Mondaq shall use its reasonable endeavours to make the Website and Services available to you at all times, but we cannot guarantee an uninterrupted and fault free service.

Mondaq reserves the right to make changes to the services and/or the Website or part thereof, from time to time, and we may add, remove, modify and/or vary any elements of features and functionalities of the Website or the services.

Mondaq also reserves the right from time to time to monitor your Use of the Website and/or services.


The Content is general information only. It is not intended to constitute legal advice or seek to be the complete and comprehensive statement of the law, nor is it intended to address your specific requirements or provide advice on which reliance should be placed. Mondaq and/or its Contributors and other suppliers make no representations about the suitability of the information contained in the Content for any purpose. All Content provided "as is" without warranty of any kind. Mondaq and/or its Contributors and other suppliers hereby exclude and disclaim all representations, warranties or guarantees with regard to the Content, including all implied warranties and conditions of merchantability, fitness for a particular purpose, title and non-infringement. To the maximum extent permitted by law, Mondaq expressly excludes all representations, warranties, obligations, and liabilities arising out of or in connection with all Content. In no event shall Mondaq and/or its respective suppliers be liable for any special, indirect or consequential damages or any damages whatsoever resulting from loss of use, data or profits, whether in an action of contract, negligence or other tortious action, arising out of or in connection with the use of the Content or performance of Mondaq’s Services.


Mondaq may alter or amend these Terms by amending them on the Website. By continuing to Use the Services and/or the Website after such amendment, you will be deemed to have accepted any amendment to these Terms.

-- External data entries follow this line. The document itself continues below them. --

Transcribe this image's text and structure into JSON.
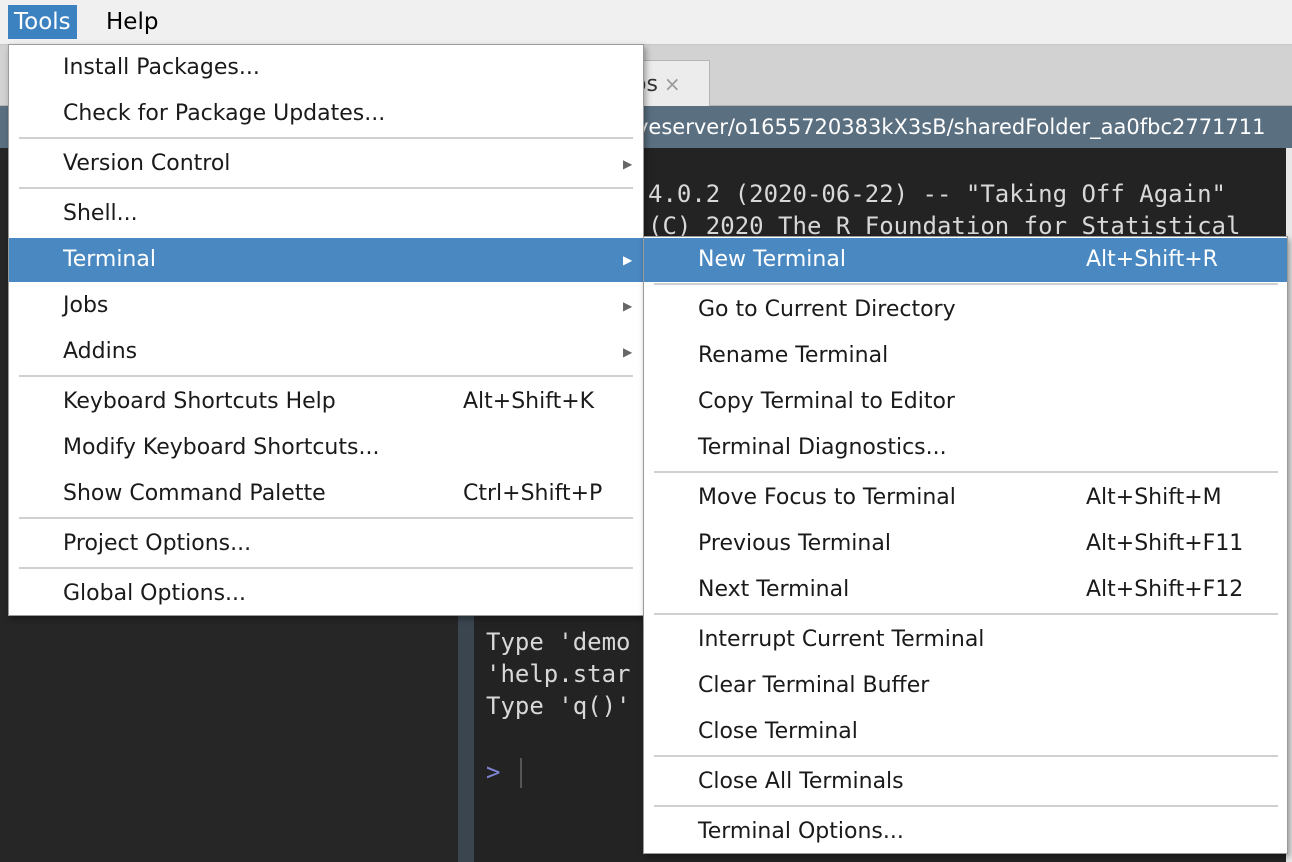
{
  "menubar": {
    "items": [
      "Tools",
      "Help"
    ]
  },
  "background": {
    "tab_label": "os",
    "tab_close": "×",
    "path": "veserver/o1655720383kX3sB/sharedFolder_aa0fbc2771711",
    "console_lines": [
      "4.0.2 (2020-06-22) -- \"Taking Off Again\"",
      "(C) 2020 The R Foundation for Statistical",
      "Type 'demo",
      "'help.star",
      "Type 'q()'"
    ],
    "prompt": ">"
  },
  "tools_menu": {
    "items": [
      {
        "label": "Install Packages...",
        "shortcut": "",
        "submenu": false
      },
      {
        "label": "Check for Package Updates...",
        "shortcut": "",
        "submenu": false
      },
      {
        "label": "Version Control",
        "shortcut": "",
        "submenu": true
      },
      {
        "label": "Shell...",
        "shortcut": "",
        "submenu": false
      },
      {
        "label": "Terminal",
        "shortcut": "",
        "submenu": true,
        "highlighted": true
      },
      {
        "label": "Jobs",
        "shortcut": "",
        "submenu": true
      },
      {
        "label": "Addins",
        "shortcut": "",
        "submenu": true
      },
      {
        "label": "Keyboard Shortcuts Help",
        "shortcut": "Alt+Shift+K",
        "submenu": false
      },
      {
        "label": "Modify Keyboard Shortcuts...",
        "shortcut": "",
        "submenu": false
      },
      {
        "label": "Show Command Palette",
        "shortcut": "Ctrl+Shift+P",
        "submenu": false
      },
      {
        "label": "Project Options...",
        "shortcut": "",
        "submenu": false
      },
      {
        "label": "Global Options...",
        "shortcut": "",
        "submenu": false
      }
    ]
  },
  "terminal_menu": {
    "items": [
      {
        "label": "New Terminal",
        "shortcut": "Alt+Shift+R",
        "highlighted": true
      },
      {
        "label": "Go to Current Directory",
        "shortcut": ""
      },
      {
        "label": "Rename Terminal",
        "shortcut": ""
      },
      {
        "label": "Copy Terminal to Editor",
        "shortcut": ""
      },
      {
        "label": "Terminal Diagnostics...",
        "shortcut": ""
      },
      {
        "label": "Move Focus to Terminal",
        "shortcut": "Alt+Shift+M"
      },
      {
        "label": "Previous Terminal",
        "shortcut": "Alt+Shift+F11"
      },
      {
        "label": "Next Terminal",
        "shortcut": "Alt+Shift+F12"
      },
      {
        "label": "Interrupt Current Terminal",
        "shortcut": ""
      },
      {
        "label": "Clear Terminal Buffer",
        "shortcut": ""
      },
      {
        "label": "Close Terminal",
        "shortcut": ""
      },
      {
        "label": "Close All Terminals",
        "shortcut": ""
      },
      {
        "label": "Terminal Options...",
        "shortcut": ""
      }
    ]
  },
  "colors": {
    "highlight": "#4a88c2",
    "menubar_active": "#3d82c0",
    "console_bg": "#232323",
    "path_bar": "#5a6f80"
  }
}
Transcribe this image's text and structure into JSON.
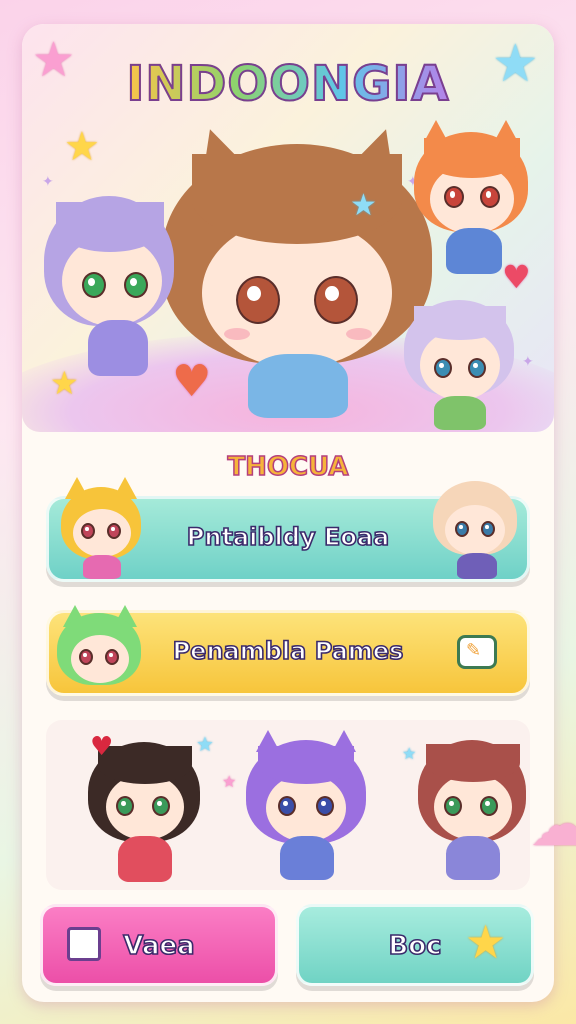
{
  "game": {
    "title": "INDOONGIA",
    "subtitle": "THOCUA"
  },
  "menu": {
    "items": [
      {
        "label": "Pntaibldy Eoaa",
        "color": "#7dd7c9"
      },
      {
        "label": "Penambla Pames",
        "color": "#f9cd47"
      }
    ]
  },
  "bottom": {
    "left_label": "Vaea",
    "right_label": "Boc"
  },
  "icons": {
    "left": "puzzle-icon",
    "right": "star-icon",
    "menu2": "game-card-icon"
  },
  "colors": {
    "accent_pink": "#ee56ab",
    "accent_mint": "#74d4c5",
    "accent_yellow": "#f8c73e"
  }
}
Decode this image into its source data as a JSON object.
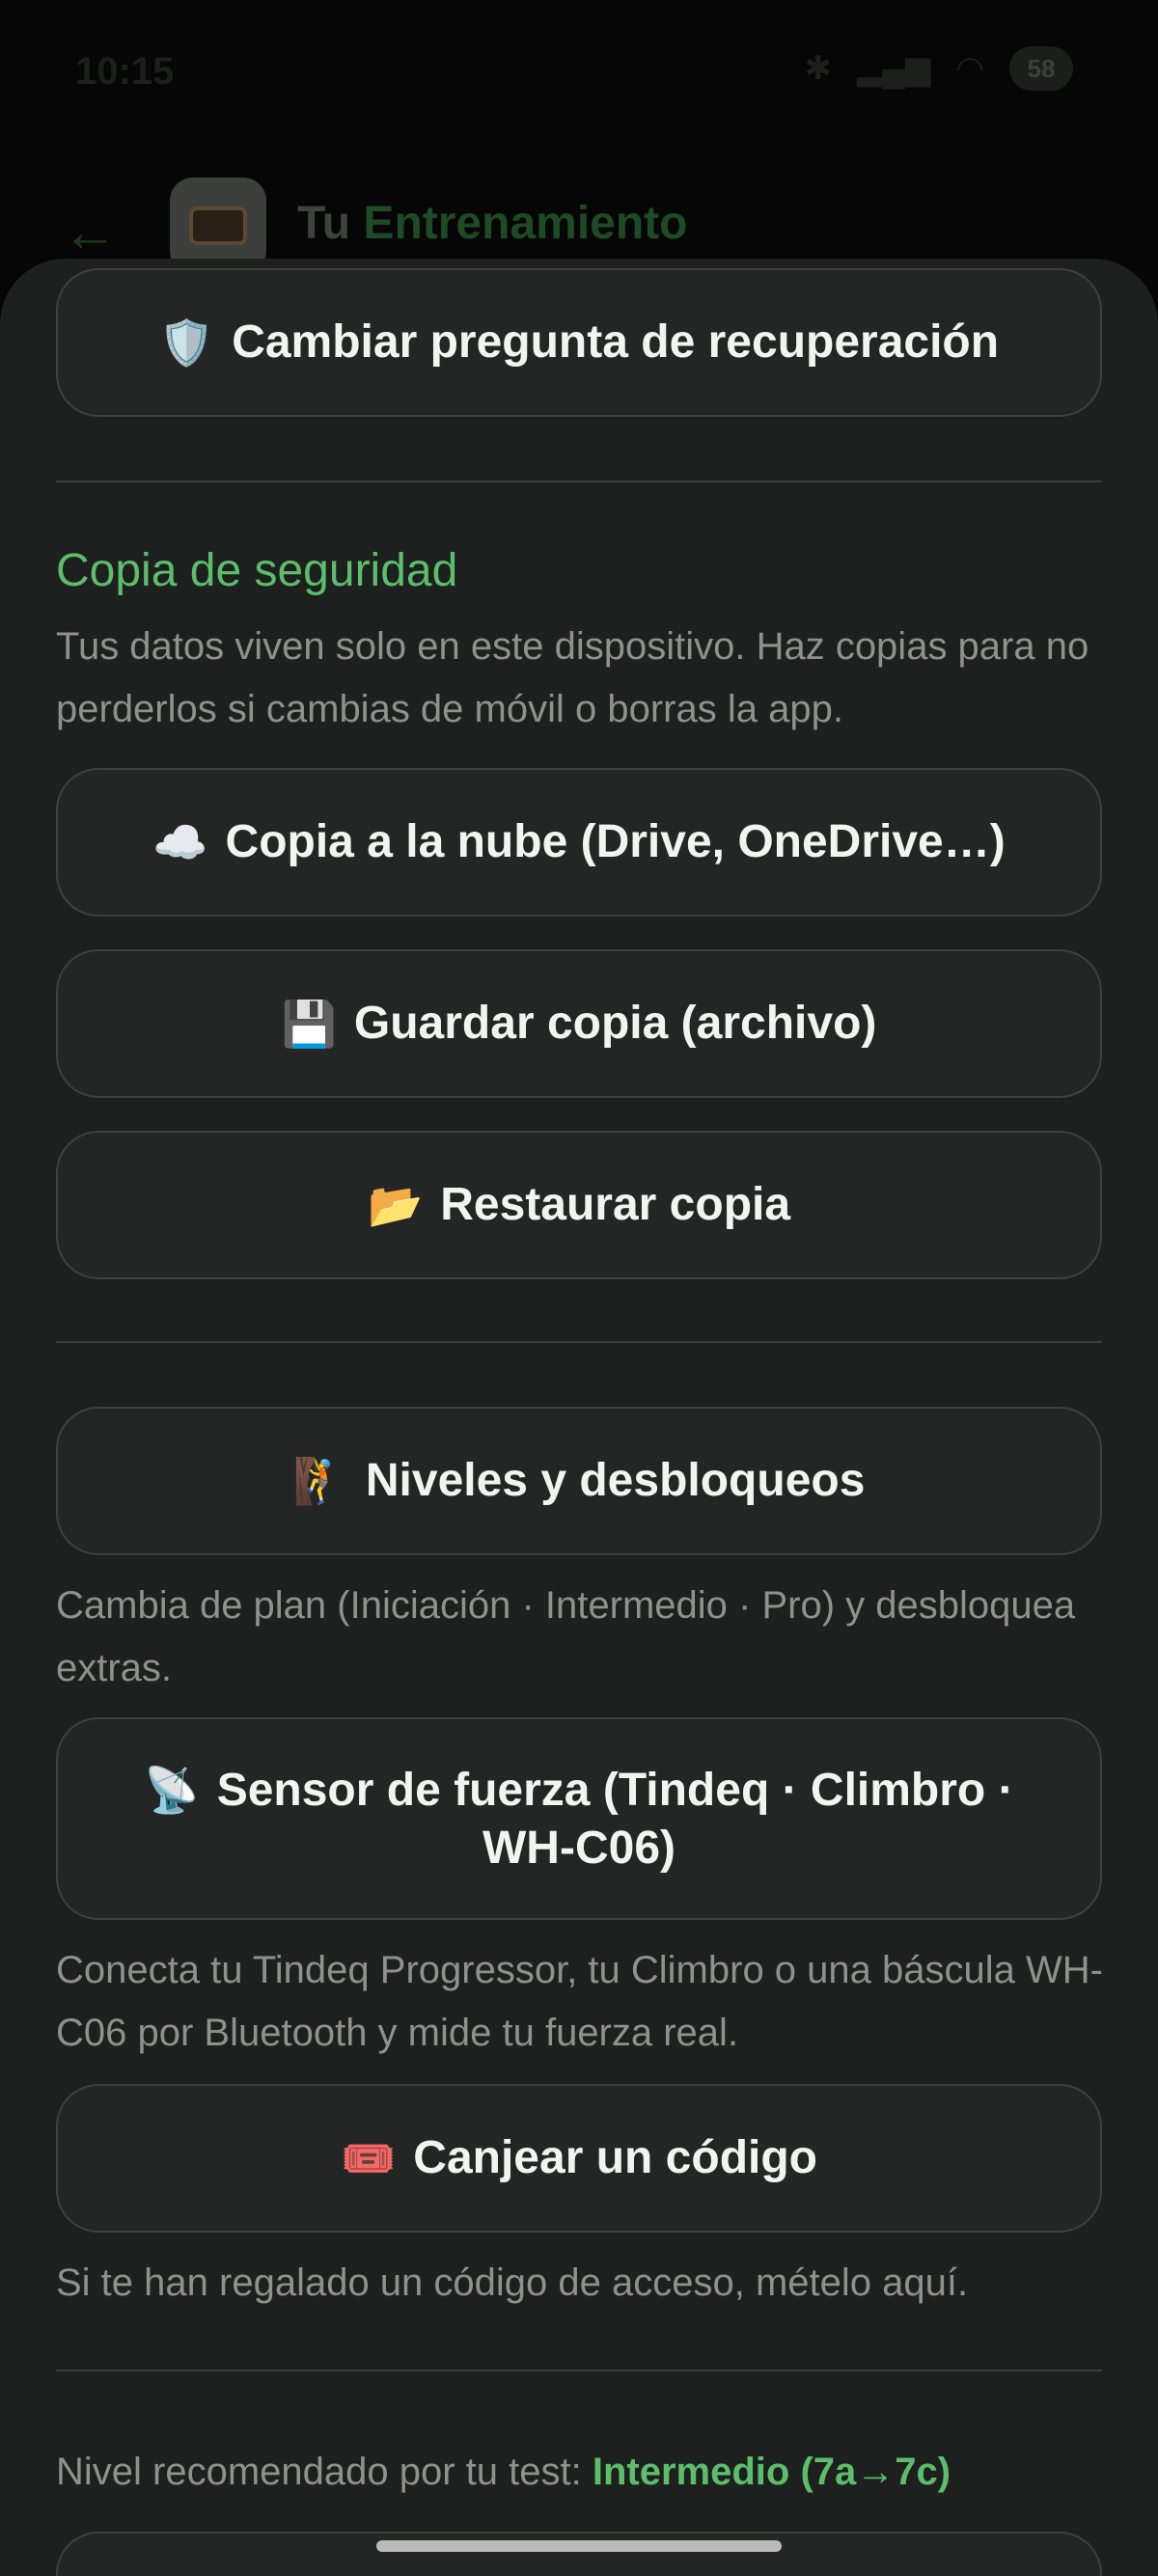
{
  "status_bar": {
    "time": "10:15",
    "battery": "58"
  },
  "header": {
    "title_prefix": "Tu",
    "title_accent": "Entrenamiento"
  },
  "sheet": {
    "recovery_button": {
      "icon": "🛡️",
      "label": "Cambiar pregunta de recuperación"
    },
    "backup": {
      "title": "Copia de seguridad",
      "description": "Tus datos viven solo en este dispositivo. Haz copias para no perderlos si cambias de móvil o borras la app.",
      "cloud_button": {
        "icon": "☁️",
        "label": "Copia a la nube (Drive, OneDrive…)"
      },
      "save_button": {
        "icon": "💾",
        "label": "Guardar copia (archivo)"
      },
      "restore_button": {
        "icon": "📂",
        "label": "Restaurar copia"
      }
    },
    "levels_button": {
      "icon": "🧗",
      "label": "Niveles y desbloqueos"
    },
    "levels_description": "Cambia de plan (Iniciación · Intermedio · Pro) y desbloquea extras.",
    "sensor_button": {
      "icon": "📡",
      "label": "Sensor de fuerza (Tindeq · Climbro · WH-C06)"
    },
    "sensor_description": "Conecta tu Tindeq Progressor, tu Climbro o una báscula WH-C06 por Bluetooth y mide tu fuerza real.",
    "redeem_button": {
      "icon": "🎟️",
      "label": "Canjear un código"
    },
    "redeem_description": "Si te han regalado un código de acceso, mételo aquí.",
    "recommended": {
      "prefix": "Nivel recomendado por tu test:",
      "value": "Intermedio (7a→7c)"
    }
  }
}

These Terms shall be governed by and construed in accordance with the laws of England and Wales and you irrevocably submit to the exclusive jurisdiction of the courts of England and Wales to settle any dispute which may arise out of or in connection with these Terms. If you live outside the United Kingdom, English law shall apply only to the extent that English law shall not deprive you of any legal protection accorded in accordance with the law of the place where you are habitually resident ("Local Law"). In the event English law deprives you of any legal protection which is accorded to you under Local Law, then these terms shall be governed by Local Law and any dispute or claim arising out of or in connection with these Terms shall be subject to the non-exclusive jurisdiction of the courts where you are habitually resident.

You may print and keep a copy of these Terms, which form the entire agreement between you and Mondaq and supersede any other communications or advertising in respect of the Service and/or the Website.

No delay in exercising or non-exercise by you and/or Mondaq of any of its rights under or in connection with these Terms shall operate as a waiver or release of each of your or Mondaq’s right. Rather, any such waiver or release must be specifically granted in writing signed by the party granting it.

If any part of these Terms is held unenforceable, that part shall be enforced to the maximum extent permissible so as to give effect to the intent of the parties, and the Terms shall continue in full force and effect.

Mondaq shall not incur any liability to you on account of any loss or damage resulting from any delay or failure to perform all or any part of these Terms if such delay or failure is caused, in whole or in part, by events, occurrences, or causes beyond the control of Mondaq. Such events, occurrences or causes will include, without limitation, acts of God, strikes, lockouts, server and network failure, riots, acts of war, earthquakes, fire and explosions.

By clicking Register you state you have read and agree to our Terms and Conditions